Kentucky Senate candidate Alison Lundergan Grimes (D) said she supports completion of the Keystone XL pipeline, joining Republicans and many Democrats who are pushing President Obama to approve the project.
Grimes had faced criticism from Republicans and incumbent Sen. Mitch McConnellMitch McConnellThough flawed, complex Medicaid block grants have fighting chance Sanders: 'If you don't have the guts to face your constituents,' you shouldn't be in Congress McConnell: Trump's speech should be 'tweet free' MORE (R) for previously not giving her opinion on the pipeline, which would carry oil sands from Canada to Gulf Coast refineries.
“The administration should rule now and approve the project,” Grimes said Wednesday, according to The Associated Press. “Putting Americans back to work in good-paying jobs that strengthen the middle class is my top priority and it should be the federal government’s as well.”
“Like any project of this scale, the Keystone is not perfect,” she said.
The Obama administration last week said it would delay its decision on approving Keystone until a Nebraska case about the pipeline’s route is finished. The move infuriated supporters of the pipeline, who said the administration is playing politics with the project by delaying a decision until after the elections.
Grimes has previously criticized President Obama’s energy policies, saying they harm Kentucky’s coal industry.
McConnell’s campaign criticized Grimes for taking nine months after launching her campaign to weigh in on Keystone XL, AP reported.
“If this is the kind of reluctant advocacy Kentucky coal miners can expect, it’s pretty clear why left-wing environmental groups are filling her campaign coffers,” spokeswoman Allison Moore said.
Grimes joins Michelle Nunn, another Democrat who has endorsed Keystone during a Senate race against a Republican. Nunn is running in Georgia to fill the seat being left by retiring Sen. Saxby Chambliss (R).

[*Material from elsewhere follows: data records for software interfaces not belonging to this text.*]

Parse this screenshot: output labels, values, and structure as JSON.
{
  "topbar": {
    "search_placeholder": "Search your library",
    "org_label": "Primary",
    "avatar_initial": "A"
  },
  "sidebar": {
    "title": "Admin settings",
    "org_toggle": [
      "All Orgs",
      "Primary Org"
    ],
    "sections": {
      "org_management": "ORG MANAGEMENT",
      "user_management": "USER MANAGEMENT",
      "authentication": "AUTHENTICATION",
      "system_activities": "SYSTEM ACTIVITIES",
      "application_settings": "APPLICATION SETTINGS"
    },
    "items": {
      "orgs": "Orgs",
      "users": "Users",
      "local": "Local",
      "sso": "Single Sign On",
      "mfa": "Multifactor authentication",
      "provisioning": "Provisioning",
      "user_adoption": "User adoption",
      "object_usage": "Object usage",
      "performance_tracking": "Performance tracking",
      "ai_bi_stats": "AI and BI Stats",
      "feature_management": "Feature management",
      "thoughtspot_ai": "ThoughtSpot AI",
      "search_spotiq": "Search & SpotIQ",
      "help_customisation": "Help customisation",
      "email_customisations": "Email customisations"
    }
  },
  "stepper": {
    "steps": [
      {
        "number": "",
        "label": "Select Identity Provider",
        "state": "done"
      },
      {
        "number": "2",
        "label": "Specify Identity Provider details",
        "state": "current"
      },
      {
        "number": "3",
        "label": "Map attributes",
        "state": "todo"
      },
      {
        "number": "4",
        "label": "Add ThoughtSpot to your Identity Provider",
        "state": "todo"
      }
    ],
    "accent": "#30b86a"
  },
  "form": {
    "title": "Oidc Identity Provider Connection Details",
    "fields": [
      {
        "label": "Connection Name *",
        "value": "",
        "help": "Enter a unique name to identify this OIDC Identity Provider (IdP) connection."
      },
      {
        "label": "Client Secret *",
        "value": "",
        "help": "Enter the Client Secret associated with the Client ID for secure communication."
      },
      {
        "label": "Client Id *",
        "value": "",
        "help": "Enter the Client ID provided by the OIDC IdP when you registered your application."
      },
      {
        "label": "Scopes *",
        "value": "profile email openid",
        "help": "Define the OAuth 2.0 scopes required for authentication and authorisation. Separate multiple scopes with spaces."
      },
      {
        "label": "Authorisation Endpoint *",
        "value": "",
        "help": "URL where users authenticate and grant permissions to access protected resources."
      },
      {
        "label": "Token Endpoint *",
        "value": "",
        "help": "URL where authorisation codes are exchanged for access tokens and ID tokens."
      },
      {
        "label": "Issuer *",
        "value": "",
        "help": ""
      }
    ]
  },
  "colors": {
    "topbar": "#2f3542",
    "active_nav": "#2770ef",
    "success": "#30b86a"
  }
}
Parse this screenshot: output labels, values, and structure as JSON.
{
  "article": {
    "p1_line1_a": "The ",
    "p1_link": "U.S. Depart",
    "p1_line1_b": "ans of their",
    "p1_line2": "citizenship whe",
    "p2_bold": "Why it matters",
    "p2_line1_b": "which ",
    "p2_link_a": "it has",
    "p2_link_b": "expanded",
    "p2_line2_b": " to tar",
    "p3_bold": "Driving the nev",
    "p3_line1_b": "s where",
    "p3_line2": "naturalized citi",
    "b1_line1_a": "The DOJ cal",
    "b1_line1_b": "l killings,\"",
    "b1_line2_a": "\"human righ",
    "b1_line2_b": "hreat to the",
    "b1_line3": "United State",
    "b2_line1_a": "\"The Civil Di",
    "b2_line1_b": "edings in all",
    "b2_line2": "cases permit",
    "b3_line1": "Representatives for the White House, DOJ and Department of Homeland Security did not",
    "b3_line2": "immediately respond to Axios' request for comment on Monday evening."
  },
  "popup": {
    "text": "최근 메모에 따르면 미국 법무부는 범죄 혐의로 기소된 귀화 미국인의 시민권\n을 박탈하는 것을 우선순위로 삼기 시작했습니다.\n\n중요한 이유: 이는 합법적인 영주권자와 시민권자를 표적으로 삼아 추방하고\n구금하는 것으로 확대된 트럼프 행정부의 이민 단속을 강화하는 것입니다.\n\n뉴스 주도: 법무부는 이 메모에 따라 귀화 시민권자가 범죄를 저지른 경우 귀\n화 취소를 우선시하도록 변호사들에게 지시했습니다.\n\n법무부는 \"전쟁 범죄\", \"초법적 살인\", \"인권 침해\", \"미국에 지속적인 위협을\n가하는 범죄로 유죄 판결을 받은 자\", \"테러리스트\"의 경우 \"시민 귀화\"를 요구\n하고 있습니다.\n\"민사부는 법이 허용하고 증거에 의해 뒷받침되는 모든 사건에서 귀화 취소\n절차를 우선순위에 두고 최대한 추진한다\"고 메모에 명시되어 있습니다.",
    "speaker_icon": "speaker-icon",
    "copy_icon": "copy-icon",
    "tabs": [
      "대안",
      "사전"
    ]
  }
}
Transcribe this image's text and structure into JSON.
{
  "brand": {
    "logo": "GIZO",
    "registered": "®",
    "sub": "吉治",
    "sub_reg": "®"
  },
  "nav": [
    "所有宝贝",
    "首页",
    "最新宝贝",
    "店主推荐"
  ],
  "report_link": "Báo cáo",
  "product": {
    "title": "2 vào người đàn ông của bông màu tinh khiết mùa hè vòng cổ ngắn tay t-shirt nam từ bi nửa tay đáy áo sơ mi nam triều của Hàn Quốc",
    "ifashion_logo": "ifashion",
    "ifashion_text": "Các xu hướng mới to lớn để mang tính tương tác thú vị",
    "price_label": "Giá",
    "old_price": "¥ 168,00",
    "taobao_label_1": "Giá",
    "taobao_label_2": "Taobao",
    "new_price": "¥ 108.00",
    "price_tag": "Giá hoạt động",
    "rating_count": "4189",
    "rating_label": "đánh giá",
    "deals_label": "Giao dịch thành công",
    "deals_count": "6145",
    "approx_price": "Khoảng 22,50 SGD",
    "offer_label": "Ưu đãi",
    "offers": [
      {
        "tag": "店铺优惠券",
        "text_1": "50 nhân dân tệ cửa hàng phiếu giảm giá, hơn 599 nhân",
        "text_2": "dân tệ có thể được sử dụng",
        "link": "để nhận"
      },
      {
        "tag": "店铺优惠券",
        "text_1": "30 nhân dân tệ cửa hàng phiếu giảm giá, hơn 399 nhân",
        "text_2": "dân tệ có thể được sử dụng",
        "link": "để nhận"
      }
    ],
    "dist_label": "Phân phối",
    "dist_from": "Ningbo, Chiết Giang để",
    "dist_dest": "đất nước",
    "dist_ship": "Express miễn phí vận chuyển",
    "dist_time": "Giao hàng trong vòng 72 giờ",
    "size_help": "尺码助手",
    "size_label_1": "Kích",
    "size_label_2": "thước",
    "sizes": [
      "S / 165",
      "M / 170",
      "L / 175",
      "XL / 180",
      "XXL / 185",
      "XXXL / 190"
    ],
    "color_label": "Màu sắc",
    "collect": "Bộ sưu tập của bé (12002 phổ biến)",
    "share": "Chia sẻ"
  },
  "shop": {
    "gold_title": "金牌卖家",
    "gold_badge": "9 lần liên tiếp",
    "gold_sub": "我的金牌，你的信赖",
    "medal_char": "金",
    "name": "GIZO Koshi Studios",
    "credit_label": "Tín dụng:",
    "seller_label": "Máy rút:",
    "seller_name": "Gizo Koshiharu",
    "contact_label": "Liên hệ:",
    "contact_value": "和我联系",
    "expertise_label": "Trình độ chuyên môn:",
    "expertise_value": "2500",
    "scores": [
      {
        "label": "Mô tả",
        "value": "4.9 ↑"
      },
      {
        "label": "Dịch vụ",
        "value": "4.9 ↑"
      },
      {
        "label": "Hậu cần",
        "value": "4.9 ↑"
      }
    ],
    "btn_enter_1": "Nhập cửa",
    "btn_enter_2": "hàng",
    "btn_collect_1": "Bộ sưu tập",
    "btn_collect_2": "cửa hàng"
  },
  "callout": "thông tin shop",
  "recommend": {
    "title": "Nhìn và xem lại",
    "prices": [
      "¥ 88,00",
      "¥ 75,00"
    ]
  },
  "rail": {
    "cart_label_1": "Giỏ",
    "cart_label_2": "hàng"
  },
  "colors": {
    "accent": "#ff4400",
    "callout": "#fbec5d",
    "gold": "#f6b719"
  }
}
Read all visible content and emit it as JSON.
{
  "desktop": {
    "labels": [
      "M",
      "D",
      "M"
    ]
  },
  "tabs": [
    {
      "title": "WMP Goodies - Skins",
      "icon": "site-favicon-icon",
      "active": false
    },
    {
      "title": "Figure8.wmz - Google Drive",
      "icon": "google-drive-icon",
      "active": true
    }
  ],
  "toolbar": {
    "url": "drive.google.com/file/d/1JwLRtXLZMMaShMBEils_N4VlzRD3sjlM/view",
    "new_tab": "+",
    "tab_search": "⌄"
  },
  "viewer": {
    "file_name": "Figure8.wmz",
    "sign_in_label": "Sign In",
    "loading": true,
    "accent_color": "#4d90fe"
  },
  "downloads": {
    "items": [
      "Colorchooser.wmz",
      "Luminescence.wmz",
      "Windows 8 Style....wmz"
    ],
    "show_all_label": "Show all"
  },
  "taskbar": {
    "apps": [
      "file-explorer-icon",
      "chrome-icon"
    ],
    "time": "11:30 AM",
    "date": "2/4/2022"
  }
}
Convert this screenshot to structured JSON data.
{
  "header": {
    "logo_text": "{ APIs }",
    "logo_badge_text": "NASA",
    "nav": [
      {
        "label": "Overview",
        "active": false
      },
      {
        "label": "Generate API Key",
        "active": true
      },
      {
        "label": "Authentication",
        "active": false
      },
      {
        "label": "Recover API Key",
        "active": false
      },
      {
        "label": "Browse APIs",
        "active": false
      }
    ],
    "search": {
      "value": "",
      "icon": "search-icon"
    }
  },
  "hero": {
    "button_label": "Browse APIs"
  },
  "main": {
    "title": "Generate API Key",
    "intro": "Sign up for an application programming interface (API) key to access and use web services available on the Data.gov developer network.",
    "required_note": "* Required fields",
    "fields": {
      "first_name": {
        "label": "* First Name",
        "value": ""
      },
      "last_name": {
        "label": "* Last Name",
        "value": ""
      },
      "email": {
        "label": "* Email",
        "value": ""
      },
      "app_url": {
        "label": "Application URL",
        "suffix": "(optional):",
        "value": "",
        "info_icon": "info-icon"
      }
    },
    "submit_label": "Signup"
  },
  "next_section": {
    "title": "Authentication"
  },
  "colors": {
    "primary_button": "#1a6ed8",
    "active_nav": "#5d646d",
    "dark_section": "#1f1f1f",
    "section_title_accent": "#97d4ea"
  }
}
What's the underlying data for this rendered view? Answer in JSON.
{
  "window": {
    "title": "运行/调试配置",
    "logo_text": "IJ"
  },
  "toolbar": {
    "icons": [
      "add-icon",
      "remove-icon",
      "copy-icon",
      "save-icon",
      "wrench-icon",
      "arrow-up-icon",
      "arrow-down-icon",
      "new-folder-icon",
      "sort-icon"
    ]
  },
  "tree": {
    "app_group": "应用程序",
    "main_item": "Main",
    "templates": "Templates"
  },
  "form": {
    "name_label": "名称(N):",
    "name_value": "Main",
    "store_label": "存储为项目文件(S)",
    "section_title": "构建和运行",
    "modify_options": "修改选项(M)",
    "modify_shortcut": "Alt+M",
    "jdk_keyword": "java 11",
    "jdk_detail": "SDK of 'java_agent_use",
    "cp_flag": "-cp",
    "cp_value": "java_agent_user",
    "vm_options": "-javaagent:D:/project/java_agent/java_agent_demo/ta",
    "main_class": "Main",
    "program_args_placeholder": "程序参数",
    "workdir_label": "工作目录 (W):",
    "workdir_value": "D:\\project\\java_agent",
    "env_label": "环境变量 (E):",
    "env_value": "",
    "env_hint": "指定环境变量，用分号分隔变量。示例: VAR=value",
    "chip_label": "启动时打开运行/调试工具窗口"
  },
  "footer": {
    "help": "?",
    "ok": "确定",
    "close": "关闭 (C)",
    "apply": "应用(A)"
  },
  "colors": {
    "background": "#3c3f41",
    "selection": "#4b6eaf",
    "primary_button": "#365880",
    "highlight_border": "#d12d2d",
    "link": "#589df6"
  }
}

Credo SuperPAC, which pushes for pro-environment policies, announced earlier Wednesday that it would spend $500,000 to open Kentucky offices to oppose McConnell.
After Grimes’s announcement, Credo said it would not change its plans. The group’s first priority is defeating McConnell, and the Keystone decision is up to the president, not the Senate, it said.